:: Task objective ::
Counting only lines below that hold "screenshot", give the total alone.

----------------

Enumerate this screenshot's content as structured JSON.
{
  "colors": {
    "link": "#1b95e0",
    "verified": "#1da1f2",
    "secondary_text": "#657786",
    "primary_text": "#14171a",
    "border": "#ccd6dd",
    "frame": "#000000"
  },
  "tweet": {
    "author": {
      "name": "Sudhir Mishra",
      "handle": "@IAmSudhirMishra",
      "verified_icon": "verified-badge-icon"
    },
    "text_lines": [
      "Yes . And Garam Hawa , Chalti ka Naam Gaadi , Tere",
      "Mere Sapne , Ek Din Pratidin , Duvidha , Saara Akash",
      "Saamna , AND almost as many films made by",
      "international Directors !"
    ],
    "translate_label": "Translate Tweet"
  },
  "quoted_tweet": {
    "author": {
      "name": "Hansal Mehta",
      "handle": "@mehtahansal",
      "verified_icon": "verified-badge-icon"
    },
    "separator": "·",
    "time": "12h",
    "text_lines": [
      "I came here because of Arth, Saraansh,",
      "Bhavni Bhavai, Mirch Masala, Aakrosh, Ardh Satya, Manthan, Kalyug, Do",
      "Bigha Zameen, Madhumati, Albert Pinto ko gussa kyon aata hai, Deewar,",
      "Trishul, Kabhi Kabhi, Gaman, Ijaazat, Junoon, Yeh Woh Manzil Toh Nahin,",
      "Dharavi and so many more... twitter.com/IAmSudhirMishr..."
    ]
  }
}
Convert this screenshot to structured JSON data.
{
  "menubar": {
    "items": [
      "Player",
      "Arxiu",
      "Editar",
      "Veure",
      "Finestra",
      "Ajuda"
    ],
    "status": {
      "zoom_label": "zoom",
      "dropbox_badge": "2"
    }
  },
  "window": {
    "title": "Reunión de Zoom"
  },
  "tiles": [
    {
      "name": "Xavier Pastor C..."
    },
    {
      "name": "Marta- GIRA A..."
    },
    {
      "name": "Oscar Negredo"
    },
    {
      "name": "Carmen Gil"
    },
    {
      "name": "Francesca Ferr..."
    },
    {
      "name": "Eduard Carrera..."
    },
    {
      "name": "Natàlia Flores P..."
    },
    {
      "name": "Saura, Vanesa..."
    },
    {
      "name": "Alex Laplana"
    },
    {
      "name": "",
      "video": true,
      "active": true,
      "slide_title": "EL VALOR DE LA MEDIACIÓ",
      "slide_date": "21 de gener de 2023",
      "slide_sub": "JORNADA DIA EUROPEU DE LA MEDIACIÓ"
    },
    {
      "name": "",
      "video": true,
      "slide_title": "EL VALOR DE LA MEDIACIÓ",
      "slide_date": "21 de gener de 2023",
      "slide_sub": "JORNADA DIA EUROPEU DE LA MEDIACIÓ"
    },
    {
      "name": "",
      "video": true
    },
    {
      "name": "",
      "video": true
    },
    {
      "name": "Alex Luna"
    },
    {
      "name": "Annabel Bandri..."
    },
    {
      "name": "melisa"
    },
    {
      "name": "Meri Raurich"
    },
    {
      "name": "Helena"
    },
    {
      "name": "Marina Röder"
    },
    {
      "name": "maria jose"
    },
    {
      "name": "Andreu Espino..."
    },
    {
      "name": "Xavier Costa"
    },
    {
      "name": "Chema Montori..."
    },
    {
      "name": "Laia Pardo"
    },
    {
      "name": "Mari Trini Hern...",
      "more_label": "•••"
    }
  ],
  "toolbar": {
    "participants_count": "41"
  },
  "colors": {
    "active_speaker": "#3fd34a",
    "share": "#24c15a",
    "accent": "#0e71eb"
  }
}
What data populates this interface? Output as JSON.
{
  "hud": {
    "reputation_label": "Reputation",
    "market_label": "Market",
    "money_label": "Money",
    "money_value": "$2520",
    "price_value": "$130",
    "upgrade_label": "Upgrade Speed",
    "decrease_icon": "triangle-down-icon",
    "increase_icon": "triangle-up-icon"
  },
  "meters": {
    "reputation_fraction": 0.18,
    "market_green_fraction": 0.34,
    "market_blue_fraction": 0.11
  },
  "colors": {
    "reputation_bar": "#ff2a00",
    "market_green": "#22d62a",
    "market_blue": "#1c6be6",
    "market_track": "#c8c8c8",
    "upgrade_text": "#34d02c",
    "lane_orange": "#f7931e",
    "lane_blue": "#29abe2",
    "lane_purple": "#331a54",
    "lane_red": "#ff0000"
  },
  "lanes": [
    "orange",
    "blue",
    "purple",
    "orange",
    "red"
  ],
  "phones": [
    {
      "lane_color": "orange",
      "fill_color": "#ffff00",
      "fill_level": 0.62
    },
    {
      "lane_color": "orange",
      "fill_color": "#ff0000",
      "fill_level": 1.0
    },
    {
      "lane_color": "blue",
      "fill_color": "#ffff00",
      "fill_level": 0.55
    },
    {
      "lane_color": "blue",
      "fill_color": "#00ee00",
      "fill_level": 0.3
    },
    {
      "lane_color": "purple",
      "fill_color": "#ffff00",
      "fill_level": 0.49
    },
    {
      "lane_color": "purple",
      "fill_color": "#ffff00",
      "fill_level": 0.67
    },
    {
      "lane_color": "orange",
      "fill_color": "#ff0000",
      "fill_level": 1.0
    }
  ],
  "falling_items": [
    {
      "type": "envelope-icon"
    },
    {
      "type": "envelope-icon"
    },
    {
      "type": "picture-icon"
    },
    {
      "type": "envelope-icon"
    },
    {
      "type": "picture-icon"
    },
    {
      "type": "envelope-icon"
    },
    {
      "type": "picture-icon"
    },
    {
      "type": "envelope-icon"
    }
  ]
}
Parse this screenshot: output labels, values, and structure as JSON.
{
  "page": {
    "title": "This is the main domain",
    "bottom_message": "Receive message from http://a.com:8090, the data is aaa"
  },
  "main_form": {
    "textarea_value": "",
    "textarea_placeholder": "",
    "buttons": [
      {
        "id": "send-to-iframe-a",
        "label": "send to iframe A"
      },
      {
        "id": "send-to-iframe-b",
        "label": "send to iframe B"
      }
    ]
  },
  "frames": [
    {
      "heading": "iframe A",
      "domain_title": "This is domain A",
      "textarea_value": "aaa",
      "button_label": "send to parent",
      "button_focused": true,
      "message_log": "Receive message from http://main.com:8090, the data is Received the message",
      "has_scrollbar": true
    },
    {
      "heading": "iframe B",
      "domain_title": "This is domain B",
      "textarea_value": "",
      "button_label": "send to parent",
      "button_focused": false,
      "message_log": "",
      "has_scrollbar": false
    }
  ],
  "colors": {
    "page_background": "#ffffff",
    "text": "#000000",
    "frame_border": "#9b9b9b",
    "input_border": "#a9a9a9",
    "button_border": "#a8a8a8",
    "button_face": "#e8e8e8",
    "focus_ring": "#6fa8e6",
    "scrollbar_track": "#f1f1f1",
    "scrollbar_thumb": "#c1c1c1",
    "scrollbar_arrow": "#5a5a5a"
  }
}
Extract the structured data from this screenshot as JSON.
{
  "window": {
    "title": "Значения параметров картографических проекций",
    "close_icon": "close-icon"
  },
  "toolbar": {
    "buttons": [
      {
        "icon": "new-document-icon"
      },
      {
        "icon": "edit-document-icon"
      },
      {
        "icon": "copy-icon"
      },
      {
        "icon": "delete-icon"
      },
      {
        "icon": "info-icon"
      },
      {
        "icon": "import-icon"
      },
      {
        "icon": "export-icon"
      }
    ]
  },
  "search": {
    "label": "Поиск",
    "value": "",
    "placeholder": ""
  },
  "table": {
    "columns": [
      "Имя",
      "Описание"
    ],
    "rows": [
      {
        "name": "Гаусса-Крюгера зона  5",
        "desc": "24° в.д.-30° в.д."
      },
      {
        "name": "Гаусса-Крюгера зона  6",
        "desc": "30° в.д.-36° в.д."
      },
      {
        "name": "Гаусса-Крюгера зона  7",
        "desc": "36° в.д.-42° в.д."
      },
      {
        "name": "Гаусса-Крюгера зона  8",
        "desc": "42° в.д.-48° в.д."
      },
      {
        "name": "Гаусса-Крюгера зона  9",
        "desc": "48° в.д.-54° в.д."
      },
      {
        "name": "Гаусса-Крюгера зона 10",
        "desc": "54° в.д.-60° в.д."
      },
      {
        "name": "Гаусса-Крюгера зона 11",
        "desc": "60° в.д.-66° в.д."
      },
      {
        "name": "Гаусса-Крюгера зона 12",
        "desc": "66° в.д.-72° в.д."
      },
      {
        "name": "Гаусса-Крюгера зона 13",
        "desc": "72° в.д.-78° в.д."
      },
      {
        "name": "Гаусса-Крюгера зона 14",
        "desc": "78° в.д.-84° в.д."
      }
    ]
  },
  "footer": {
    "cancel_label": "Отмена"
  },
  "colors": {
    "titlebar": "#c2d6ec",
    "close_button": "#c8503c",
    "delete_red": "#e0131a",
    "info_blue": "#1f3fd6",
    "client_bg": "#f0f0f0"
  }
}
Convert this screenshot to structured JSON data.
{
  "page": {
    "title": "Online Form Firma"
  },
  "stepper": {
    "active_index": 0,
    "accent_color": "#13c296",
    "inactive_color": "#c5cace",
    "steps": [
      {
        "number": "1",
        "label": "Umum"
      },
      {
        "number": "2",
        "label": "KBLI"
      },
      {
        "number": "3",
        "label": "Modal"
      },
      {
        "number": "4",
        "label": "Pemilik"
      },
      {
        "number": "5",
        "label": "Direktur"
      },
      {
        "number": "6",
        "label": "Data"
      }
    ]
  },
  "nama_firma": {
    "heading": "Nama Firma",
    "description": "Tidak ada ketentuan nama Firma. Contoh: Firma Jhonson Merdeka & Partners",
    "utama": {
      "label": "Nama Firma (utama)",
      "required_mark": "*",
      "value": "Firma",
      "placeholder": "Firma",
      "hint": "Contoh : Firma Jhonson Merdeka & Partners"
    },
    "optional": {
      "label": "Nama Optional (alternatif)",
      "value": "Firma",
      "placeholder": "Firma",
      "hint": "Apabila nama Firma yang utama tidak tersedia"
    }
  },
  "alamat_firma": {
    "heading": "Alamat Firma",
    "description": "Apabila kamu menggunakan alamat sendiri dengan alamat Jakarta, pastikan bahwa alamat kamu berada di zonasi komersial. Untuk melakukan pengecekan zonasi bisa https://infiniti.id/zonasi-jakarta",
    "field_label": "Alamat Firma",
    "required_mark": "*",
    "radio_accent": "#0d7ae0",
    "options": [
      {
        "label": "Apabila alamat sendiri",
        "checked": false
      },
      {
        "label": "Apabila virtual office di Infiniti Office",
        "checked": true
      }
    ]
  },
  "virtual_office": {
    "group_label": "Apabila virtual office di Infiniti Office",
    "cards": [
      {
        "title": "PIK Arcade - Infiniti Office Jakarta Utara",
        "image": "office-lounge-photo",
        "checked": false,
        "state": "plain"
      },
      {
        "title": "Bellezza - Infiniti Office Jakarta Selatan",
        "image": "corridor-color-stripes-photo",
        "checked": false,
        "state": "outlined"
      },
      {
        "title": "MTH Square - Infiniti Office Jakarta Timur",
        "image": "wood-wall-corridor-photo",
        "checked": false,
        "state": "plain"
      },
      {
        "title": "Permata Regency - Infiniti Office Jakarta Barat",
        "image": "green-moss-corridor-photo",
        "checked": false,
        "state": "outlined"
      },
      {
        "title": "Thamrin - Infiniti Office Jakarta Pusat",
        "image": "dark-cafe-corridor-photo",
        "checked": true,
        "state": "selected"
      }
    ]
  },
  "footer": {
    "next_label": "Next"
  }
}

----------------

:: Response area ::
5